It’s hard to imagine how the German colonisers of Namibia coped with the unlimited elbow room, vast deserts and an annual quota of 300 days of sunshine, but that’s exactly what draws travellers nowadays. Wedged between the Kalahari and the chilly South Atlantic Ocean, it’s a land of deserts, seascapes, wildlife reserves, ancient rock art, gentle bush-walking terrain and an exhilarating sense of sheer boundlessness. Somerset Tours & Travel now invites you to join us on our tour to this unique country.
Our tour departs South Africa on 25 April 2021 and flies to Windhoek on Air Namibia. Two nights will be spent at the Na’an ku se Lodge where we will be introduced to the charms of Namibia through a host of exciting activities.
From Windhoek, the tour will transfer overland to Sesriem, our base for exploring Sossusvlei and the captivating Namib-Naukluft National Park for the next two days.
Our next stop on the itinerary is the charming coastal town of Swakopmund. The quirky mix of German and Namibian influences, colonial-era buildings and the cool sea breeze make it very popular.

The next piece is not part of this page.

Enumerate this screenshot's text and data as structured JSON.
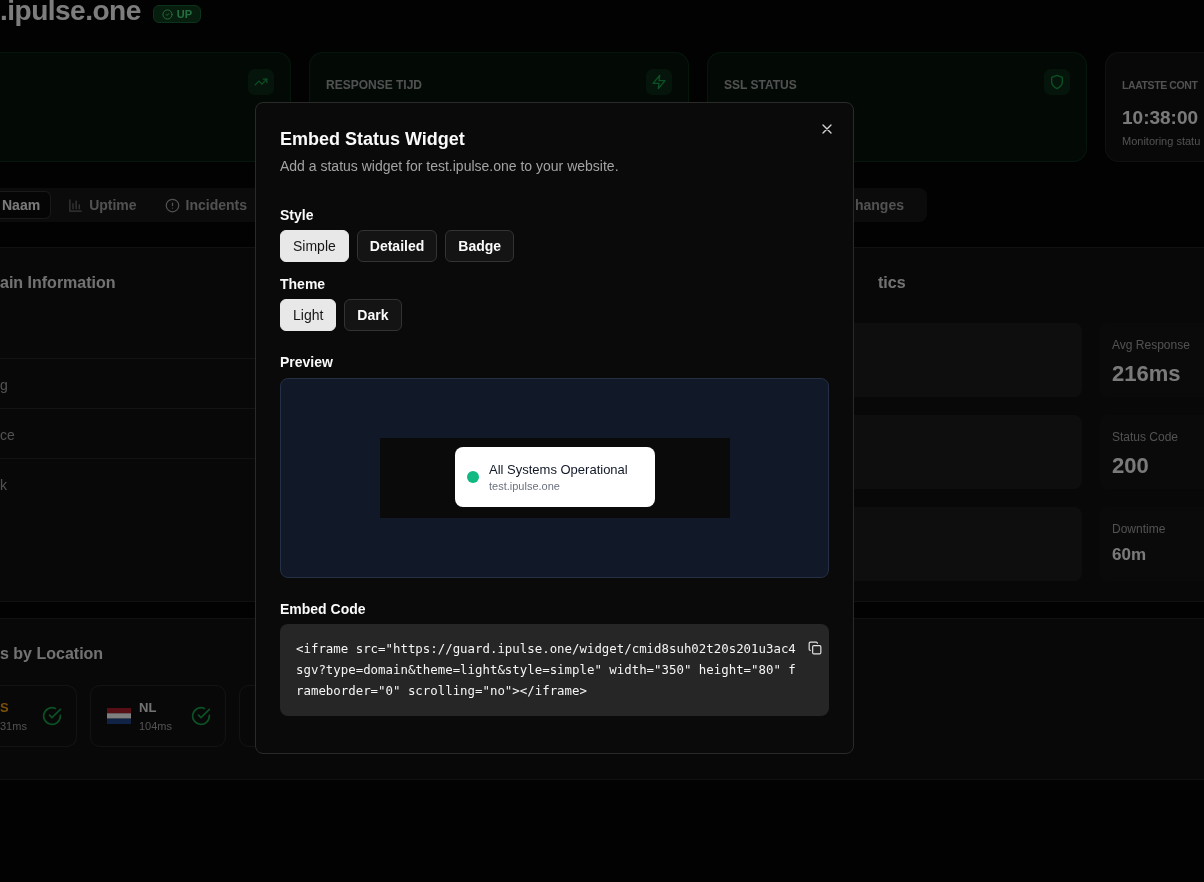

While in Swakopmund for 3 days we’ll visit Walvis Bay lagoon, home to thousands of water birds and have a guided tour through the living desert.
En route from Swakopmund to Twyfelfontein, in Damaraland, we’ll make a stop at the White Lady painting in the Brandberg. In 2007, UNESCO approved Twyfelfontein as Namibia’s first World Heritage Site as one of the largest concentrations of rock petroglyphs in Africa. These rock engravings date back between 2 000 to 10 000 years ago and provide wonderful insights into the history of the area and the people that lived there. While in the area we’ll also visit the Organ Pipes rock formations and Petrified Forest, which dates back millions of years and offers a haunting landscape of gigantic fossilized trees.
The tour then continues further north to the Palmwag Conservancy. Palmwag is well-known for its desert elephants but there are many other species and landscapes worth seeing. The Palmwag and Torra Conservancies also offer game-viewing and Rhino Tracking as optional excursions. The community and conservancy benefit directly from income generated through these excursions.
Tall and slender, the proud yet friendly Himba are noted for their unusual beauty, enhanced by intricate hairstyles and decorations. Their skins are rubbed by red ochre and they seem to be forgotten by the rest of the world but this is only as a result of their extreme isolation and conservative way of life. On our way to Etosha, we’ll be visiting Omapha Himba Village to learn more about this extraordinary tribe.
Etosha is the greatest wildlife sanctuary in Namibia and one of Africa’s top safari destinations. Comprising grasslands and woodland savanna and dominated by a giant salt pan, Etosha is home to 114 species of mammals, including four of the Big Five and the world’s largest concentration of black rhino. Here we’ll spend two nights at Okaukuejo on the south-western side of the park and two nights at Mushara Bush Camp in the East.
Our last night will be spent at the Na’an ku se Lodge outside Windhoek and we’ll return to South Africa on 10 April 2021.
Liz Cotton will be leading the tour and local English-speaking guides will accompany the tour throughout.
If you have any queries, or would like to secure your reservation or register your interest in this tour, please do not hesitate to contact me on telephone +27 (0)21 786-2598 or cell +27 (0)83 357 4855 or email email@example.com.